** Opening Entries supplied block **
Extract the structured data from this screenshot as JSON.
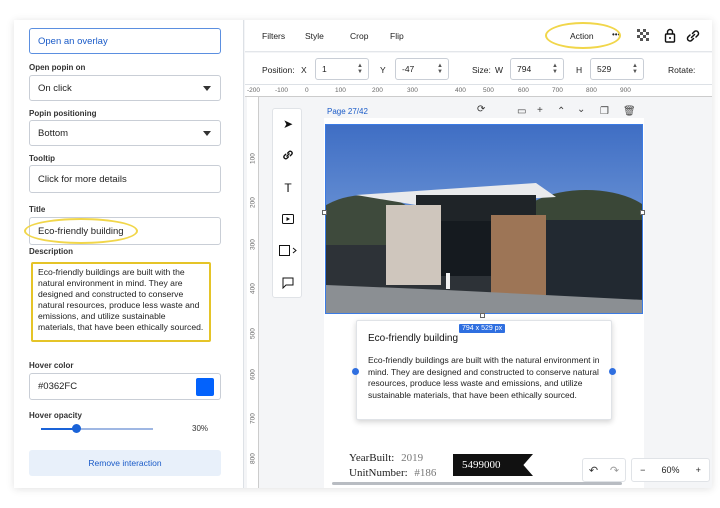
{
  "left_panel": {
    "overlay_button": "Open an overlay",
    "popin_on": {
      "label": "Open popin on",
      "value": "On click"
    },
    "popin_positioning": {
      "label": "Popin positioning",
      "value": "Bottom"
    },
    "tooltip": {
      "label": "Tooltip",
      "value": "Click for more details"
    },
    "title": {
      "label": "Title",
      "value": "Eco-friendly building"
    },
    "description": {
      "label": "Description",
      "value": "Eco-friendly buildings are built with the natural environment in mind. They are designed and constructed to conserve natural resources, produce less waste and emissions, and utilize sustainable materials, that have been ethically sourced."
    },
    "hover_color": {
      "label": "Hover color",
      "value": "#0362FC",
      "swatch": "#0362FC"
    },
    "hover_opacity": {
      "label": "Hover opacity",
      "value": "30%",
      "level": 0.3
    },
    "remove_button": "Remove interaction"
  },
  "toolbar": {
    "filters": "Filters",
    "style": "Style",
    "crop": "Crop",
    "flip": "Flip",
    "action": "Action",
    "more": "•••"
  },
  "props": {
    "position_label": "Position:",
    "x_label": "X",
    "x_value": "1",
    "y_label": "Y",
    "y_value": "-47",
    "size_label": "Size:",
    "w_label": "W",
    "w_value": "794",
    "h_label": "H",
    "h_value": "529",
    "rotate_label": "Rotate:"
  },
  "ruler": {
    "h_ticks": [
      "-200",
      "-100",
      "0",
      "100",
      "200",
      "300",
      "400",
      "500",
      "600",
      "700",
      "800",
      "900"
    ],
    "v_ticks": [
      "100",
      "200",
      "300",
      "400",
      "500",
      "600",
      "700",
      "800",
      "900"
    ]
  },
  "canvas": {
    "page_label": "Page 27/42",
    "size_badge": "794 x 529 px",
    "popup_title": "Eco-friendly building",
    "popup_text": "Eco-friendly buildings are built with the natural environment in mind. They are designed and constructed to conserve natural resources, produce less waste and emissions, and utilize sustainable materials, that have been ethically sourced.",
    "year_label": "YearBuilt:",
    "year_value": "2019",
    "unit_label": "UnitNumber:",
    "unit_value": "#186",
    "price": "5499000"
  },
  "zoom": {
    "minus": "−",
    "value": "60%",
    "plus": "+"
  },
  "colors": {
    "accent": "#1a63d8",
    "highlight": "#f1d64a"
  }
}
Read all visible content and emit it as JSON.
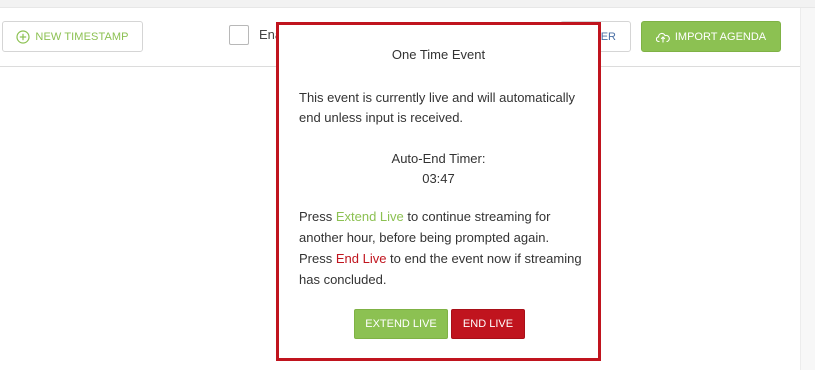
{
  "toolbar": {
    "new_timestamp_label": "NEW TIMESTAMP",
    "checkbox_label": "Ena",
    "partial_button_label": "ER",
    "import_agenda_label": "IMPORT AGENDA"
  },
  "icons": {
    "new_timestamp": "plus-circle-icon",
    "import_agenda": "cloud-upload-icon"
  },
  "colors": {
    "accent_green": "#8cc152",
    "danger_red": "#c0141e"
  },
  "modal": {
    "title": "One Time Event",
    "body": "This event is currently live and will automatically end unless input is received.",
    "timer_label": "Auto-End Timer:",
    "timer_value": "03:47",
    "instr_press1": "Press ",
    "instr_extend_term": "Extend Live",
    "instr_mid": " to continue streaming for another hour, before being prompted again. Press ",
    "instr_end_term": "End Live",
    "instr_tail": " to end the event now if streaming has concluded.",
    "extend_button": "EXTEND LIVE",
    "end_button": "END LIVE"
  }
}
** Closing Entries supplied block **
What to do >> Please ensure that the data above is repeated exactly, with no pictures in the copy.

Answer to the exercise >>
Extract the structured data from this screenshot as JSON.
{
  "left_panel": {
    "overlay_button": "Open an overlay",
    "popin_on": {
      "label": "Open popin on",
      "value": "On click"
    },
    "popin_positioning": {
      "label": "Popin positioning",
      "value": "Bottom"
    },
    "tooltip": {
      "label": "Tooltip",
      "value": "Click for more details"
    },
    "title": {
      "label": "Title",
      "value": "Eco-friendly building"
    },
    "description": {
      "label": "Description",
      "value": "Eco-friendly buildings are built with the natural environment in mind. They are designed and constructed to conserve natural resources, produce less waste and emissions, and utilize sustainable materials, that have been ethically sourced."
    },
    "hover_color": {
      "label": "Hover color",
      "value": "#0362FC",
      "swatch": "#0362FC"
    },
    "hover_opacity": {
      "label": "Hover opacity",
      "value": "30%",
      "level": 0.3
    },
    "remove_button": "Remove interaction"
  },
  "toolbar": {
    "filters": "Filters",
    "style": "Style",
    "crop": "Crop",
    "flip": "Flip",
    "action": "Action",
    "more": "•••"
  },
  "props": {
    "position_label": "Position:",
    "x_label": "X",
    "x_value": "1",
    "y_label": "Y",
    "y_value": "-47",
    "size_label": "Size:",
    "w_label": "W",
    "w_value": "794",
    "h_label": "H",
    "h_value": "529",
    "rotate_label": "Rotate:"
  },
  "ruler": {
    "h_ticks": [
      "-200",
      "-100",
      "0",
      "100",
      "200",
      "300",
      "400",
      "500",
      "600",
      "700",
      "800",
      "900"
    ],
    "v_ticks": [
      "100",
      "200",
      "300",
      "400",
      "500",
      "600",
      "700",
      "800",
      "900"
    ]
  },
  "canvas": {
    "page_label": "Page 27/42",
    "size_badge": "794 x 529 px",
    "popup_title": "Eco-friendly building",
    "popup_text": "Eco-friendly buildings are built with the natural environment in mind. They are designed and constructed to conserve natural resources, produce less waste and emissions, and utilize sustainable materials, that have been ethically sourced.",
    "year_label": "YearBuilt:",
    "year_value": "2019",
    "unit_label": "UnitNumber:",
    "unit_value": "#186",
    "price": "5499000"
  },
  "zoom": {
    "minus": "−",
    "value": "60%",
    "plus": "+"
  },
  "colors": {
    "accent": "#1a63d8",
    "highlight": "#f1d64a"
  }
}
Read all visible content and emit it as JSON.
{
  "toolbar": {
    "new_timestamp_label": "NEW TIMESTAMP",
    "checkbox_label": "Ena",
    "partial_button_label": "ER",
    "import_agenda_label": "IMPORT AGENDA"
  },
  "icons": {
    "new_timestamp": "plus-circle-icon",
    "import_agenda": "cloud-upload-icon"
  },
  "colors": {
    "accent_green": "#8cc152",
    "danger_red": "#c0141e"
  },
  "modal": {
    "title": "One Time Event",
    "body": "This event is currently live and will automatically end unless input is received.",
    "timer_label": "Auto-End Timer:",
    "timer_value": "03:47",
    "instr_press1": "Press ",
    "instr_extend_term": "Extend Live",
    "instr_mid": " to continue streaming for another hour, before being prompted again. Press ",
    "instr_end_term": "End Live",
    "instr_tail": " to end the event now if streaming has concluded.",
    "extend_button": "EXTEND LIVE",
    "end_button": "END LIVE"
  }
}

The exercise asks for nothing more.